The old adage with horror films is that less is more when it comes to your monster. You want the audience to catch glimpses, letting their imagination do the work until the final climax. Bird Box masters this brilliantly. The reader learns along with the characters how to infer what’s happening without any visual cues. The descriptions are full of sounds and touch, Malorie groping around the floor, checking to see if the thing is in the room with her; checking whether or not it’s safe to open her eyes. I highly recommend the audiobook for this one. Hearing a narrator amplifies the experience, in my opinion. Any horror novel in the future is going to have a tough road ahead of it to surpass Bird Box.
Broken Monsters by Lauren Beukes
So on goodreads, I don’t technically have a “horror” shelf but instead file things under “dark/creepy.” I feel that description above anything else is where Broken Monsters falls into. It’s not horror in the way Bird Box is, is not meant to cause the reader to be scared, or have a wayward spirit causing trouble in a haunted house, it’s just extremely dark and creepy. Reading Broken Monsters gives you a constant feeling of unease at its imagery. It takes place in the real world as we know it, no world ending event transforming society as we know it, but it has just enough of the strange and unnatural to keep the reader uncomfortable and unsure.
The book starts off with Detroit Detective Gabriella Versado being called in to a crime scene where a very….unusual… body has been left. The legs of a young boy, not older than 13, have been left, fused together to the torso of a deer like a grotesque art sculpture.
Lauren Beukes is a master of multiple storylines interweaving in one coherent story. Her previous work, The Shining Girls, featured a dozen or so different points of view as different girls in different time periods are being murdered by a time-traveling serial killer. The same craft and care is shown in Broken Monsters. Gabriella Versado might be the first character we see, but she is by no means the only or primary character.
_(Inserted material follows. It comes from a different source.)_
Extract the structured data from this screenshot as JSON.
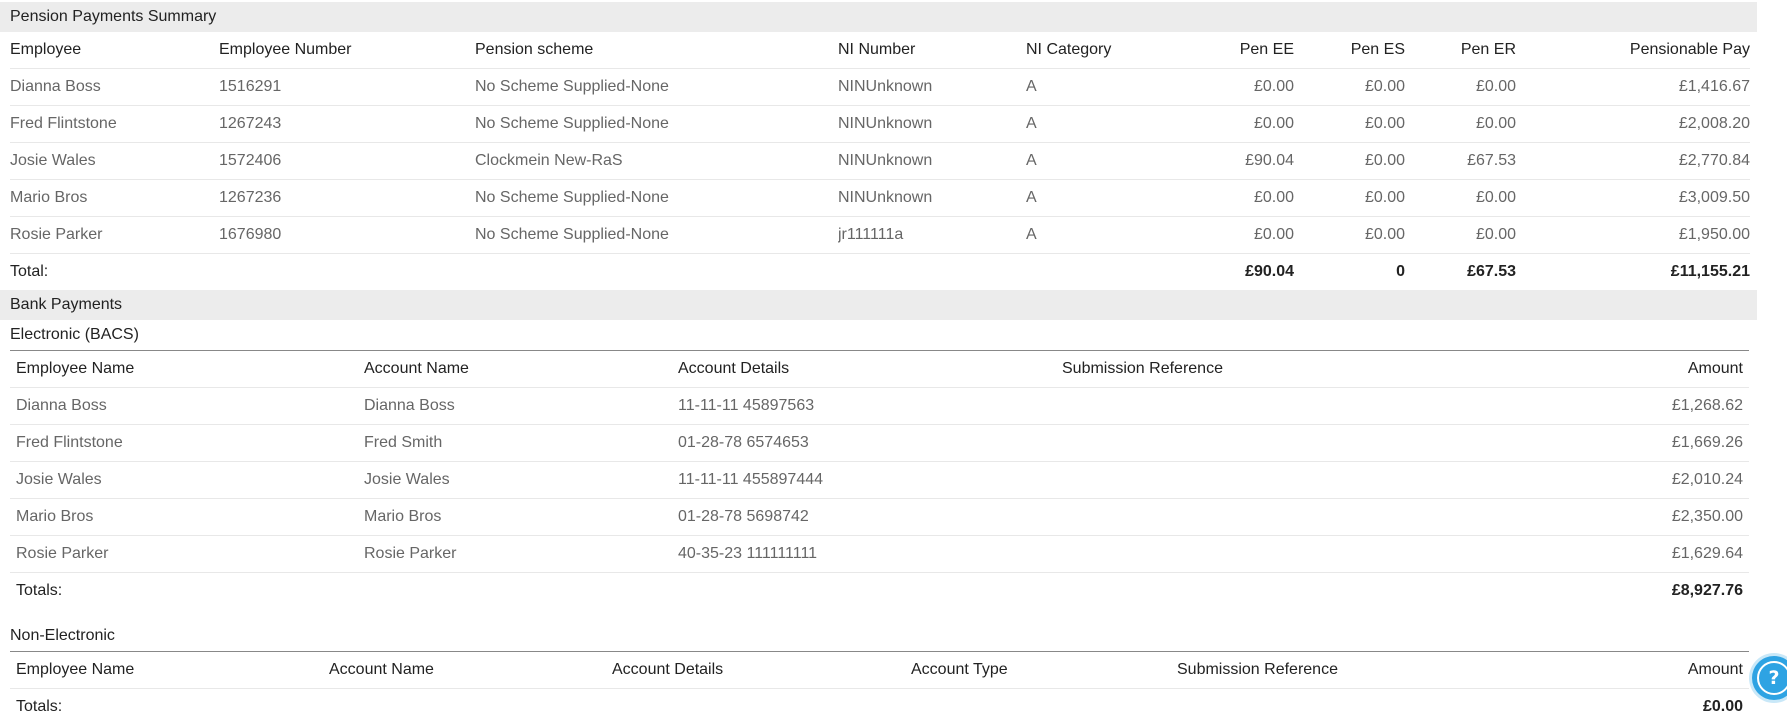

The book also follows her teenage daughter, engaging in a catfishing scheme to try to apprehend a man preying upon young girls via chatrooms. There’s an increasingly desperate and rather obnoxious journalist turned youtuber named Jonno and his girlfriend, who are trying to get whatever scoop they can find. There’s a homeless man named TK, trying to help out the members of his ill-begotten community and keep his fellow homeless safe. And finally, there’s the killer himself, crazed and seeing visions that drive him to create this “art.”
Beukes maintains all of these competing storylines seemingly effortlessly, interconnecting them at key moments so that the reader is slowly able to piece together what is happening just before the characters do. Not once did I feel a pang of annoyance to return to a certain character or leave another. They were all interesting and had their own plotpoints that I genuinely cared about. As the killer’s plan unfolds and his deeds become more and more terrifying and otherworldly, I felt legitemate fear for our characters, knowing that any one of them could fall victim to the killer’s schemes, in more ways than one. If you enjoy murder mystery and don’t mind the story having otherworldly elements not based in our reality, Broken Monsters should be on the top of your list.
Well then. All the dark and scary stuff is out of the way. How about something a little lighter? How about ~*~**~ROMANCE~**~*~? Wait, why are you all running away? COME BACK, DON’T YOU WANT TO HEAR ABOUT THE KISSING BOOKS????